TASK ITEM:
Would you please copy each line of the data in which the string "дискам" occurs?

SUPPLIED DATA:
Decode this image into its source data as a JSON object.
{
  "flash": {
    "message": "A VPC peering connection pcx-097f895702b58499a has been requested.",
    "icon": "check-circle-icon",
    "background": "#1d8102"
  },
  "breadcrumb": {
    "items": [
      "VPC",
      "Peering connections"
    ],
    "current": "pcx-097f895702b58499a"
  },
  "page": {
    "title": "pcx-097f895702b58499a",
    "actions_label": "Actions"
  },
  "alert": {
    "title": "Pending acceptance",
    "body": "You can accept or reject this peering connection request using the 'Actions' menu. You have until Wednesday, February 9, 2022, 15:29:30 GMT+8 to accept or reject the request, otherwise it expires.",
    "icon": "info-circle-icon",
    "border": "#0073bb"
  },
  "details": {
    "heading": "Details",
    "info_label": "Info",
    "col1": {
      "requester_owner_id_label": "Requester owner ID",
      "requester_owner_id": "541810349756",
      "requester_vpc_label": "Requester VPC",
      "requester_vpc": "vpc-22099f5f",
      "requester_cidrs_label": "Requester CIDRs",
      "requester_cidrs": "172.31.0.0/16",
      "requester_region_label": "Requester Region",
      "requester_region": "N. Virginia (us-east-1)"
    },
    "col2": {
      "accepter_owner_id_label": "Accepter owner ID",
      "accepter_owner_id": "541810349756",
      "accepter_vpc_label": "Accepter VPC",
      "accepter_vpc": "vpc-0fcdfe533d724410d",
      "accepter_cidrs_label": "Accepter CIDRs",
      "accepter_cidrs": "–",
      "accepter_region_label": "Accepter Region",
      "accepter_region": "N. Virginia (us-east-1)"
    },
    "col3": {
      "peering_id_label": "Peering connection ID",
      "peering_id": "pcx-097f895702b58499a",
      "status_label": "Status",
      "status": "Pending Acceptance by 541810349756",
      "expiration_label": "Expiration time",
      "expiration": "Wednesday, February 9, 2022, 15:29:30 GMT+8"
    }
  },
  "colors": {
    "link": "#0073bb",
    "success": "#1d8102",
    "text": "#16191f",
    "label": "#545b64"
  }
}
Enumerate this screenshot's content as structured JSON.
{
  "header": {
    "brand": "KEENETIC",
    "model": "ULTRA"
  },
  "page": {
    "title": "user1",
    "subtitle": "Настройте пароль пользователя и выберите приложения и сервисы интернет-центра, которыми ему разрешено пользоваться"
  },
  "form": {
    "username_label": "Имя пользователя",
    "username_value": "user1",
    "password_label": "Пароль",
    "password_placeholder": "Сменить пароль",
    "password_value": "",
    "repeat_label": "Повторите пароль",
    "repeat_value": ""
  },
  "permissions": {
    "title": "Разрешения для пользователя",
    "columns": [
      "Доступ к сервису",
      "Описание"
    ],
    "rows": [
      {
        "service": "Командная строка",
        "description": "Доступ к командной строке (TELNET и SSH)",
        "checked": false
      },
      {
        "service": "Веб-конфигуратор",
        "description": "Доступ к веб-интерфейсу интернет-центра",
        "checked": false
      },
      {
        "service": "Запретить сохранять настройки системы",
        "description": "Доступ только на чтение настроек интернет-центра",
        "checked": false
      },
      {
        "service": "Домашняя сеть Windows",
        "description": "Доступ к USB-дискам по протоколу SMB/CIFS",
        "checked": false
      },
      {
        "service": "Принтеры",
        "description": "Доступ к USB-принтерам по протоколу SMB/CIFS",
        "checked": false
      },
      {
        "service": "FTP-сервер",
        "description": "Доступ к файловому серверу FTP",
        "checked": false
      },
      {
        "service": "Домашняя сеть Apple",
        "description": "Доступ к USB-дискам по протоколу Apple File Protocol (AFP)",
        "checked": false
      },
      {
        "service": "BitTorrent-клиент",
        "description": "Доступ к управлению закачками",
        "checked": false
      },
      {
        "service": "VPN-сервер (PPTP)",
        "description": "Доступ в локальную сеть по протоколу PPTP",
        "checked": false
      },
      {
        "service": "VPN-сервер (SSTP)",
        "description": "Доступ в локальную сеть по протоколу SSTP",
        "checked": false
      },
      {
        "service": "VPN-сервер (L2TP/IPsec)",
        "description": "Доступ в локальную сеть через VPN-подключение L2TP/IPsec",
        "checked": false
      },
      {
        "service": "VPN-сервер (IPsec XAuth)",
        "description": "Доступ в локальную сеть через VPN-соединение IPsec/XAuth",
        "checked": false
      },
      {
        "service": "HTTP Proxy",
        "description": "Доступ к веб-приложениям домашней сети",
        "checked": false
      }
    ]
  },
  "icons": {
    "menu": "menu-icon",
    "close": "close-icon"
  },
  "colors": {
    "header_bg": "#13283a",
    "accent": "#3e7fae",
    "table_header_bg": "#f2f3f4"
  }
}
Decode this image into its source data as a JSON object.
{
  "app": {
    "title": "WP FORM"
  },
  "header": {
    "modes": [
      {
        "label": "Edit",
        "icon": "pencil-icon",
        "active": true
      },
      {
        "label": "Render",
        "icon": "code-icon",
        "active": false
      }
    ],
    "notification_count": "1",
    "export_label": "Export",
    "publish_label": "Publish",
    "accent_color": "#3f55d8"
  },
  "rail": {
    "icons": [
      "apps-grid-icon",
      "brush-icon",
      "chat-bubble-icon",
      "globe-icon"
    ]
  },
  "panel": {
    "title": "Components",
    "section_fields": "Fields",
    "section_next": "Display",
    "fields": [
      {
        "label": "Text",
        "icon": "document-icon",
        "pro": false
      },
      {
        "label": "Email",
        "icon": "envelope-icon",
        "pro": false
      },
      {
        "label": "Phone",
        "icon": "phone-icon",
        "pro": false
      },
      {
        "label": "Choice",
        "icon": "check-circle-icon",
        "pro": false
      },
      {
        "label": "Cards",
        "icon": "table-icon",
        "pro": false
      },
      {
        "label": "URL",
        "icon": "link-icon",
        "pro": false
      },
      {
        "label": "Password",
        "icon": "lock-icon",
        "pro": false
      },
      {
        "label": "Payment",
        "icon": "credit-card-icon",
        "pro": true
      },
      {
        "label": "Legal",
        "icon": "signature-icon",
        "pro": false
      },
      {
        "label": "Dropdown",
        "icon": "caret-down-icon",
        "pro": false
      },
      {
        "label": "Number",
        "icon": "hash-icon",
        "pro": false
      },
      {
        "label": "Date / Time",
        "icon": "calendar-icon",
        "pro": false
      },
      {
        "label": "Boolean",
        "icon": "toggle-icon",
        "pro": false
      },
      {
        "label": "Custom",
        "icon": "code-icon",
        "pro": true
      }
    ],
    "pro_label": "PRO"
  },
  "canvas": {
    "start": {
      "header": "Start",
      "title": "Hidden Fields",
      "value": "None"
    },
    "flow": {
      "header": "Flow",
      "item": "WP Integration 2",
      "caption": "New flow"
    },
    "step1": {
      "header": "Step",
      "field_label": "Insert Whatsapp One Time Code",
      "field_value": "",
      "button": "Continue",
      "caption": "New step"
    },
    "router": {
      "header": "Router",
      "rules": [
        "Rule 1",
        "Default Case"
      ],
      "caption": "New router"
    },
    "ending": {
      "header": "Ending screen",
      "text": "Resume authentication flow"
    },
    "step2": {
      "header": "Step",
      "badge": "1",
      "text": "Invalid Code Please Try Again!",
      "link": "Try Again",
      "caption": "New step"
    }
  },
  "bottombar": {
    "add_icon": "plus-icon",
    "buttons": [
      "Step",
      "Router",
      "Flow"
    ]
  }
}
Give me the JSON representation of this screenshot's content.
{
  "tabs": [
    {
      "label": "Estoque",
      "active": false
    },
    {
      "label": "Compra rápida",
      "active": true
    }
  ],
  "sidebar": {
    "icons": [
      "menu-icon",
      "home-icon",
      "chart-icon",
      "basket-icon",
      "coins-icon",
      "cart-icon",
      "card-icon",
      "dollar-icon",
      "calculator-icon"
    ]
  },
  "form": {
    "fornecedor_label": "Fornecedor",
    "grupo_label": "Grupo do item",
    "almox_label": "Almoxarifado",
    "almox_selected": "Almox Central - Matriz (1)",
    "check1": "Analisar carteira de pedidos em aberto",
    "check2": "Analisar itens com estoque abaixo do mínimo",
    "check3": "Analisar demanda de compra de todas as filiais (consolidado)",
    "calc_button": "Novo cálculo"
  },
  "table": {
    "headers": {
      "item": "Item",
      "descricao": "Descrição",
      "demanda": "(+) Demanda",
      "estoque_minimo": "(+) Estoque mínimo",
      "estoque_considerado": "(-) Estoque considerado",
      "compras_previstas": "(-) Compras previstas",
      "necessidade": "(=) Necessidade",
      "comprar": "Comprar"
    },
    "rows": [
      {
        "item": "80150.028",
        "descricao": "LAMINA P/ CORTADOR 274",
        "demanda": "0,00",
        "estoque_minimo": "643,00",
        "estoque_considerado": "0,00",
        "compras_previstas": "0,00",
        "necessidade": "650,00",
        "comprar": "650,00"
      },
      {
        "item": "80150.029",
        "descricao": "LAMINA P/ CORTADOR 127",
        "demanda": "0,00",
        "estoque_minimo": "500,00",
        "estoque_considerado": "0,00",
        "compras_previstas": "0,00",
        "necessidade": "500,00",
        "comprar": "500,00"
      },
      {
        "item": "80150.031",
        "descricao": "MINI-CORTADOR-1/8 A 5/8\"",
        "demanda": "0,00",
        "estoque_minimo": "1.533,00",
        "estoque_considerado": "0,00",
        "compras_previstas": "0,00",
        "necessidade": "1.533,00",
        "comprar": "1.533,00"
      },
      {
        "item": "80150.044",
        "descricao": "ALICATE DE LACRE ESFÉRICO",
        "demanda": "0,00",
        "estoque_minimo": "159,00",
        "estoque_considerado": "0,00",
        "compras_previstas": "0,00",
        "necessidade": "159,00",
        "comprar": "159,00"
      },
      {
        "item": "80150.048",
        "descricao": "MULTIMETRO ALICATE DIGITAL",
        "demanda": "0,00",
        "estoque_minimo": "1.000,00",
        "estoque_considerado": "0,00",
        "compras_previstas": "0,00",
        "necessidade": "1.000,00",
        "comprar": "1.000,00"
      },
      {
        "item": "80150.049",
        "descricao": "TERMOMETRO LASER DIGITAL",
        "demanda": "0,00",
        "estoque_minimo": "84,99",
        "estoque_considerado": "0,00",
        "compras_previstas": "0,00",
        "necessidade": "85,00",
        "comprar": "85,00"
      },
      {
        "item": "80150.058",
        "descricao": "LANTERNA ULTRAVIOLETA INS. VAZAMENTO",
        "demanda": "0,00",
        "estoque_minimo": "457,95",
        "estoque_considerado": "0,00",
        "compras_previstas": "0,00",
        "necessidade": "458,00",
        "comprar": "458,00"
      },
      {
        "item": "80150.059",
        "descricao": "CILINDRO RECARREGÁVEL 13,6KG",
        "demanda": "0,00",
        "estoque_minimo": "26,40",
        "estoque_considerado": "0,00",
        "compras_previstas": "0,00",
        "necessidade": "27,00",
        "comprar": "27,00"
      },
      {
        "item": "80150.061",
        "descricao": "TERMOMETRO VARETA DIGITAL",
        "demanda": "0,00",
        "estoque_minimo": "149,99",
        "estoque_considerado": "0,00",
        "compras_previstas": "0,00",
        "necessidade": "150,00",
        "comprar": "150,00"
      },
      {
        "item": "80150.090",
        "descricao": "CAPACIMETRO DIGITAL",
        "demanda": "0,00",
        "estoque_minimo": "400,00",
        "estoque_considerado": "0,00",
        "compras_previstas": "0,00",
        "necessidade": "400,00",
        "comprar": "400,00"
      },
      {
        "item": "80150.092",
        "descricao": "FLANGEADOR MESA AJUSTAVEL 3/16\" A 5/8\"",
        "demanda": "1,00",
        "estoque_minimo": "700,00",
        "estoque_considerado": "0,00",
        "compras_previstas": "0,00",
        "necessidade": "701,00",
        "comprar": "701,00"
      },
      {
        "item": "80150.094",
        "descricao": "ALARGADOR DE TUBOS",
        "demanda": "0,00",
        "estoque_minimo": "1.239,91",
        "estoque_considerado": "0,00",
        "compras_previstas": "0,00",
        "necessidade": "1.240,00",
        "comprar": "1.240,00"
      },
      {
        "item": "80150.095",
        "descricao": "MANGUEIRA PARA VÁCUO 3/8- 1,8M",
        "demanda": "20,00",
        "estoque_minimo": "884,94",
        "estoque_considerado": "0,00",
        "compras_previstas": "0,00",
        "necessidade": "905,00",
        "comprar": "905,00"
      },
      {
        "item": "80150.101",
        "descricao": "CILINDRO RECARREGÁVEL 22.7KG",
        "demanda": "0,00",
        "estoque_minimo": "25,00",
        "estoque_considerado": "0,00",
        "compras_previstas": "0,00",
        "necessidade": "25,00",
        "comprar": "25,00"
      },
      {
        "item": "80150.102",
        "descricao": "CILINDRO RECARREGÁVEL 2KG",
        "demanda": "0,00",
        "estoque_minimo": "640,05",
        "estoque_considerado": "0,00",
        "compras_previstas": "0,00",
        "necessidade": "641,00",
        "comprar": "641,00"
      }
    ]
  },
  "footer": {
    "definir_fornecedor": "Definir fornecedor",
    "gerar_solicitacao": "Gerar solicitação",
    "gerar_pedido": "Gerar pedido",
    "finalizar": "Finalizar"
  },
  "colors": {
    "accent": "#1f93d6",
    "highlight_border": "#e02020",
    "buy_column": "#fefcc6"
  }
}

RESPONSE:
        "description": "Доступ к USB-дискам по протоколу SMB/CIFS",
        "description": "Доступ к USB-дискам по протоколу Apple File Protocol (AFP)",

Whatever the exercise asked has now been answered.